*Data listing*:
====================
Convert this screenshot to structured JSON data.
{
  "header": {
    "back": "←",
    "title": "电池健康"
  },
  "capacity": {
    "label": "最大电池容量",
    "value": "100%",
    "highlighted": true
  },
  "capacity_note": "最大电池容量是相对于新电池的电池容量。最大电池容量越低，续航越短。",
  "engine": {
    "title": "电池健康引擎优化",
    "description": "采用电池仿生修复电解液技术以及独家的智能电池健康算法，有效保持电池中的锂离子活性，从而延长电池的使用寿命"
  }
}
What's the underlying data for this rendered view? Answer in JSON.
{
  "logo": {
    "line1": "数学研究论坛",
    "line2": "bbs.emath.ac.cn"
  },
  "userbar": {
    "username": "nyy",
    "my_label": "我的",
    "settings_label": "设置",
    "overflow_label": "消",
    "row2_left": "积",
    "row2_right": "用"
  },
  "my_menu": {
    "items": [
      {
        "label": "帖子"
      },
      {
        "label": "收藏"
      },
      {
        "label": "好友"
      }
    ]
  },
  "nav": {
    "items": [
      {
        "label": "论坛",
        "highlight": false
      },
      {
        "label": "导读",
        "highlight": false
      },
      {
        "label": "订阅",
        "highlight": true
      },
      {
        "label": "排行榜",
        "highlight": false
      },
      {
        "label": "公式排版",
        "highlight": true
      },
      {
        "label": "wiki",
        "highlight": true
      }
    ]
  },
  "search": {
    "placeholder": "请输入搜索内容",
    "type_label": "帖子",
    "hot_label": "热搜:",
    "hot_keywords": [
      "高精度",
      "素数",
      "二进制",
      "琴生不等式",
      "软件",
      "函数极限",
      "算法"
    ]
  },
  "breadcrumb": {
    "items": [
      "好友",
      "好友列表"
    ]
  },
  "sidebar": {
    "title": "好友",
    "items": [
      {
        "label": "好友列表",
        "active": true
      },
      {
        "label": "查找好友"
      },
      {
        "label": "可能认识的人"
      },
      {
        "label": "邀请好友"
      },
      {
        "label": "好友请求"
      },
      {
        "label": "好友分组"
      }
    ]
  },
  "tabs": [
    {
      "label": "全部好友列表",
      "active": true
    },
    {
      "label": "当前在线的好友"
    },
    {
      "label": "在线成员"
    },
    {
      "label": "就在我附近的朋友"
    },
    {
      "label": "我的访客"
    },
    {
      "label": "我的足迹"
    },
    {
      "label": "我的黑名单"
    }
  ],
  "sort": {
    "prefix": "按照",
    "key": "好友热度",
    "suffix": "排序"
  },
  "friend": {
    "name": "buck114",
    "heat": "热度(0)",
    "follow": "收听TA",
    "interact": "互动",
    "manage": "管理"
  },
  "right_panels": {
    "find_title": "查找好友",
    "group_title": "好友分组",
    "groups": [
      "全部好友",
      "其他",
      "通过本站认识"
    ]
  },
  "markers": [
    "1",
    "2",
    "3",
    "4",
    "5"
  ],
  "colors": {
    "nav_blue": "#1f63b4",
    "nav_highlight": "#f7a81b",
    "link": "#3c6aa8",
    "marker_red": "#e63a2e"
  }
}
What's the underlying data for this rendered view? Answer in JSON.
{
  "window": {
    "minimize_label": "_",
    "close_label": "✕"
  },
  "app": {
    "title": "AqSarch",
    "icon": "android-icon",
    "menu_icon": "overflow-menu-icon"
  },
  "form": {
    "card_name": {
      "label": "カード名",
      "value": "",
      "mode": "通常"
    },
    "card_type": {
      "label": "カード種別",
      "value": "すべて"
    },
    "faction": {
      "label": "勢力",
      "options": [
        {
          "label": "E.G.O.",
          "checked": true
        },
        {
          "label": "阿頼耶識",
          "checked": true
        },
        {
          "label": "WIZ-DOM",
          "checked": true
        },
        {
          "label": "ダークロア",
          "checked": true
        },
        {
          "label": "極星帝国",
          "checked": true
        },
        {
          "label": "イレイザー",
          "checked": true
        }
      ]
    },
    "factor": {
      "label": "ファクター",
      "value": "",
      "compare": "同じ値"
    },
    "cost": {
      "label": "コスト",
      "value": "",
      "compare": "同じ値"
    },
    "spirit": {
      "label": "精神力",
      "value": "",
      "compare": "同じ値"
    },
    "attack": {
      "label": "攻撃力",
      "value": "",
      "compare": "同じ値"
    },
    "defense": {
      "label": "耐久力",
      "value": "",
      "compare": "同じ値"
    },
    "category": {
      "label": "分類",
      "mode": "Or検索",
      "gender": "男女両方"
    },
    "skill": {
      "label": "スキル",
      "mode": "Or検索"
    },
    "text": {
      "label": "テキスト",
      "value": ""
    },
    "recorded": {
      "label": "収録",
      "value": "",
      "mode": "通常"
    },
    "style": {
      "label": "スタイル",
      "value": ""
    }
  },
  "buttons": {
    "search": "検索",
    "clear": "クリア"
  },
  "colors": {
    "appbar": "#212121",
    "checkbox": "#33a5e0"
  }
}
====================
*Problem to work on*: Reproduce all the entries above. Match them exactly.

*Answer space*:
Convert this screenshot to structured JSON data.
{
  "header": {
    "back": "←",
    "title": "电池健康"
  },
  "capacity": {
    "label": "最大电池容量",
    "value": "100%",
    "highlighted": true
  },
  "capacity_note": "最大电池容量是相对于新电池的电池容量。最大电池容量越低，续航越短。",
  "engine": {
    "title": "电池健康引擎优化",
    "description": "采用电池仿生修复电解液技术以及独家的智能电池健康算法，有效保持电池中的锂离子活性，从而延长电池的使用寿命"
  }
}
What's the underlying data for this rendered view? Answer in JSON.
{
  "logo": {
    "line1": "数学研究论坛",
    "line2": "bbs.emath.ac.cn"
  },
  "userbar": {
    "username": "nyy",
    "my_label": "我的",
    "settings_label": "设置",
    "overflow_label": "消",
    "row2_left": "积",
    "row2_right": "用"
  },
  "my_menu": {
    "items": [
      {
        "label": "帖子"
      },
      {
        "label": "收藏"
      },
      {
        "label": "好友"
      }
    ]
  },
  "nav": {
    "items": [
      {
        "label": "论坛",
        "highlight": false
      },
      {
        "label": "导读",
        "highlight": false
      },
      {
        "label": "订阅",
        "highlight": true
      },
      {
        "label": "排行榜",
        "highlight": false
      },
      {
        "label": "公式排版",
        "highlight": true
      },
      {
        "label": "wiki",
        "highlight": true
      }
    ]
  },
  "search": {
    "placeholder": "请输入搜索内容",
    "type_label": "帖子",
    "hot_label": "热搜:",
    "hot_keywords": [
      "高精度",
      "素数",
      "二进制",
      "琴生不等式",
      "软件",
      "函数极限",
      "算法"
    ]
  },
  "breadcrumb": {
    "items": [
      "好友",
      "好友列表"
    ]
  },
  "sidebar": {
    "title": "好友",
    "items": [
      {
        "label": "好友列表",
        "active": true
      },
      {
        "label": "查找好友"
      },
      {
        "label": "可能认识的人"
      },
      {
        "label": "邀请好友"
      },
      {
        "label": "好友请求"
      },
      {
        "label": "好友分组"
      }
    ]
  },
  "tabs": [
    {
      "label": "全部好友列表",
      "active": true
    },
    {
      "label": "当前在线的好友"
    },
    {
      "label": "在线成员"
    },
    {
      "label": "就在我附近的朋友"
    },
    {
      "label": "我的访客"
    },
    {
      "label": "我的足迹"
    },
    {
      "label": "我的黑名单"
    }
  ],
  "sort": {
    "prefix": "按照",
    "key": "好友热度",
    "suffix": "排序"
  },
  "friend": {
    "name": "buck114",
    "heat": "热度(0)",
    "follow": "收听TA",
    "interact": "互动",
    "manage": "管理"
  },
  "right_panels": {
    "find_title": "查找好友",
    "group_title": "好友分组",
    "groups": [
      "全部好友",
      "其他",
      "通过本站认识"
    ]
  },
  "markers": [
    "1",
    "2",
    "3",
    "4",
    "5"
  ],
  "colors": {
    "nav_blue": "#1f63b4",
    "nav_highlight": "#f7a81b",
    "link": "#3c6aa8",
    "marker_red": "#e63a2e"
  }
}
What's the underlying data for this rendered view? Answer in JSON.
{
  "window": {
    "minimize_label": "_",
    "close_label": "✕"
  },
  "app": {
    "title": "AqSarch",
    "icon": "android-icon",
    "menu_icon": "overflow-menu-icon"
  },
  "form": {
    "card_name": {
      "label": "カード名",
      "value": "",
      "mode": "通常"
    },
    "card_type": {
      "label": "カード種別",
      "value": "すべて"
    },
    "faction": {
      "label": "勢力",
      "options": [
        {
          "label": "E.G.O.",
          "checked": true
        },
        {
          "label": "阿頼耶識",
          "checked": true
        },
        {
          "label": "WIZ-DOM",
          "checked": true
        },
        {
          "label": "ダークロア",
          "checked": true
        },
        {
          "label": "極星帝国",
          "checked": true
        },
        {
          "label": "イレイザー",
          "checked": true
        }
      ]
    },
    "factor": {
      "label": "ファクター",
      "value": "",
      "compare": "同じ値"
    },
    "cost": {
      "label": "コスト",
      "value": "",
      "compare": "同じ値"
    },
    "spirit": {
      "label": "精神力",
      "value": "",
      "compare": "同じ値"
    },
    "attack": {
      "label": "攻撃力",
      "value": "",
      "compare": "同じ値"
    },
    "defense": {
      "label": "耐久力",
      "value": "",
      "compare": "同じ値"
    },
    "category": {
      "label": "分類",
      "mode": "Or検索",
      "gender": "男女両方"
    },
    "skill": {
      "label": "スキル",
      "mode": "Or検索"
    },
    "text": {
      "label": "テキスト",
      "value": ""
    },
    "recorded": {
      "label": "収録",
      "value": "",
      "mode": "通常"
    },
    "style": {
      "label": "スタイル",
      "value": ""
    }
  },
  "buttons": {
    "search": "検索",
    "clear": "クリア"
  },
  "colors": {
    "appbar": "#212121",
    "checkbox": "#33a5e0"
  }
}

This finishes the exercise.